Not a record of which neighbors can be proud


The sovereign Wampanoag Tribe of Gay Head (Aquinnah) faces several significant challenges. Its attenuated and, from this vantage point, misguided economic focus on gaming as the dreamed of catapult to financial success for its membership of roughly 1,200 has seen the odds against rise precipitously. Division within its ranks between longtime Aquinnah/Gay Head resident tribe members and members who live off-Island and may now have greater influence over tribe decisions means that broadly supported goals and actions may be compromised.

But, what is perhaps most important and promises to become more arduous than it was, even during the 1970s and 80s, is the tribe’s neighborly relationship with its fellow Aquinnah residents, the Aquinnah town government, the other five Island towns, and Islanders generally.

The report in The Times on August 30, about the tribe’s neglect of its tiny, simple, and lovely Christiantown chapel (“Tribe’s historic Mayhew Chapel shows signs of neglect”) is the latest example of tribe behavior that mystifies its Island neighbors and undermines its organizational credibility. The string of disappointments, each similar in some ways to the failure of the tribe to protect the chapel, is significant and uninspiring. A sovereign government that proclaims itself an historic steward of the land and whose annual support, in federal and grant dollars, rises beyond $2 million, ought to do better.

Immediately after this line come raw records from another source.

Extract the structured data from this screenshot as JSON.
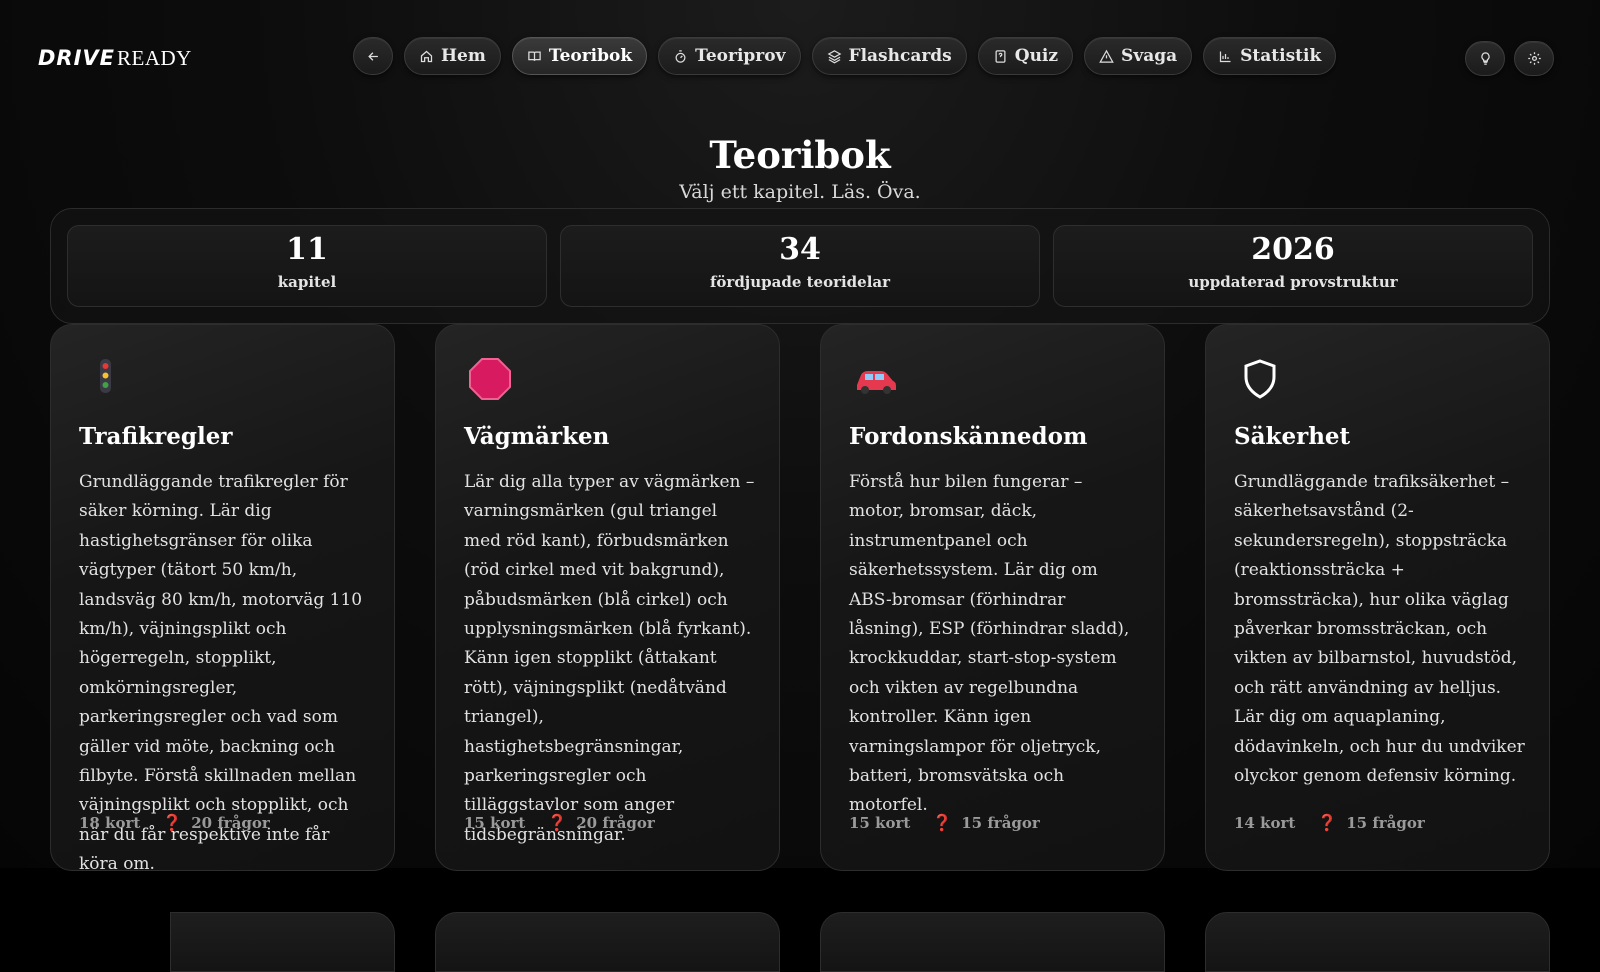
{
  "brand": {
    "part1": "DRIVE",
    "part2": "READY"
  },
  "nav": {
    "back_icon": "arrow-left-icon",
    "items": [
      {
        "label": "Hem",
        "icon": "home-icon",
        "active": false
      },
      {
        "label": "Teoribok",
        "icon": "book-icon",
        "active": true
      },
      {
        "label": "Teoriprov",
        "icon": "stopwatch-icon",
        "active": false
      },
      {
        "label": "Flashcards",
        "icon": "layers-icon",
        "active": false
      },
      {
        "label": "Quiz",
        "icon": "quiz-icon",
        "active": false
      },
      {
        "label": "Svaga",
        "icon": "warning-icon",
        "active": false
      },
      {
        "label": "Statistik",
        "icon": "bar-chart-icon",
        "active": false
      }
    ],
    "right_icons": [
      "lightbulb-icon",
      "gear-icon"
    ]
  },
  "page": {
    "title": "Teoribok",
    "subtitle": "Välj ett kapitel. Läs. Öva."
  },
  "stats": [
    {
      "value": "11",
      "label": "kapitel"
    },
    {
      "value": "34",
      "label": "fördjupade teoridelar"
    },
    {
      "value": "2026",
      "label": "uppdaterad provstruktur"
    }
  ],
  "chapters": [
    {
      "icon": "traffic-light-icon",
      "title": "Trafikregler",
      "description": "Grundläggande trafikregler för säker körning. Lär dig hastighetsgränser för olika vägtyper (tätort 50 km/h, landsväg 80 km/h, motorväg 110 km/h), väjningsplikt och högerregeln, stopplikt, omkörningsregler, parkeringsregler och vad som gäller vid möte, backning och filbyte. Förstå skillnaden mellan väjningsplikt och stopplikt, och när du får respektive inte får köra om.",
      "cards": "18 kort",
      "questions": "20 frågor"
    },
    {
      "icon": "stop-sign-icon",
      "title": "Vägmärken",
      "description": "Lär dig alla typer av vägmärken – varningsmärken (gul triangel med röd kant), förbudsmärken (röd cirkel med vit bakgrund), påbudsmärken (blå cirkel) och upplysningsmärken (blå fyrkant). Känn igen stopplikt (åttakant rött), väjningsplikt (nedåtvänd triangel), hastighetsbegränsningar, parkeringsregler och tilläggstavlor som anger tidsbegränsningar.",
      "cards": "15 kort",
      "questions": "20 frågor"
    },
    {
      "icon": "car-icon",
      "title": "Fordonskännedom",
      "description": "Förstå hur bilen fungerar – motor, bromsar, däck, instrumentpanel och säkerhetssystem. Lär dig om ABS-bromsar (förhindrar låsning), ESP (förhindrar sladd), krockkuddar, start-stop-system och vikten av regelbundna kontroller. Känn igen varningslampor för oljetryck, batteri, bromsvätska och motorfel.",
      "cards": "15 kort",
      "questions": "15 frågor"
    },
    {
      "icon": "shield-icon",
      "title": "Säkerhet",
      "description": "Grundläggande trafiksäkerhet – säkerhetsavstånd (2-sekundersregeln), stoppsträcka (reaktionssträcka + bromssträcka), hur olika väglag påverkar bromssträckan, och vikten av bilbarnstol, huvudstöd, och rätt användning av helljus. Lär dig om aquaplaning, dödavinkeln, och hur du undviker olyckor genom defensiv körning.",
      "cards": "14 kort",
      "questions": "15 frågor"
    }
  ],
  "colors": {
    "accent": "#e0335c",
    "background": "#0d0d0d"
  }
}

In 2008, as Chilmark sought to develop its Middle Line Road affordable housing project, the tribe pressed for studies of the site to ensure that early Wampanoag artifacts were not disturbed or abused. The tribe’s stewardship instinct added nearly $40,000 to the project’s costs, but no archaeological fruits. In 2009, it was the Sengekontacket dredging project. There the price tag was nearly $25,000. No treasures found. Then the tribe began opposition to the Cape Wind industrial turbine farm at Horseshoe Shoals. The Wampanoag opposition attracted federal money by way of mitigation, so that, like the Dukes County Fisherman’s Association, a deal left the stewardship of Nantucket Sound to the Cape Wind developer.

There is the community center built on the Gay Head tribe’s land. Air Force reservists, citizen soldiers really, built that building in 2004, paid for with federal dollars. When the shell had been completed and the Air Force builders left, the tribe did nothing further to complete the building. Now, it may become a gambling venue, if tribe ambitions to build a full-scale casino on the mainland remain thwarted.

Or, consider the failed effort to cultivate oysters in Menemsha Pond. In 2002, operating as the Wampanoag Aquinnah Shellfish Hatchery Inc., the tribe built a shellfish hatchery and anchored rafts of floating black plastic mesh grow bags in Menemsha Pond. Before it could compel the tribe to clean up the mess along the pond shores after the oyster project had collapsed, the town had lost $32,000 in real estate tax revenue, forgiven riparian property owners whose shores had become dumps for the oyster-culture apparatus.

This is a record of mismanagement, to be sure, but it is more importantly the record of bad neighbors whose proud traditions demand that they can and should do better.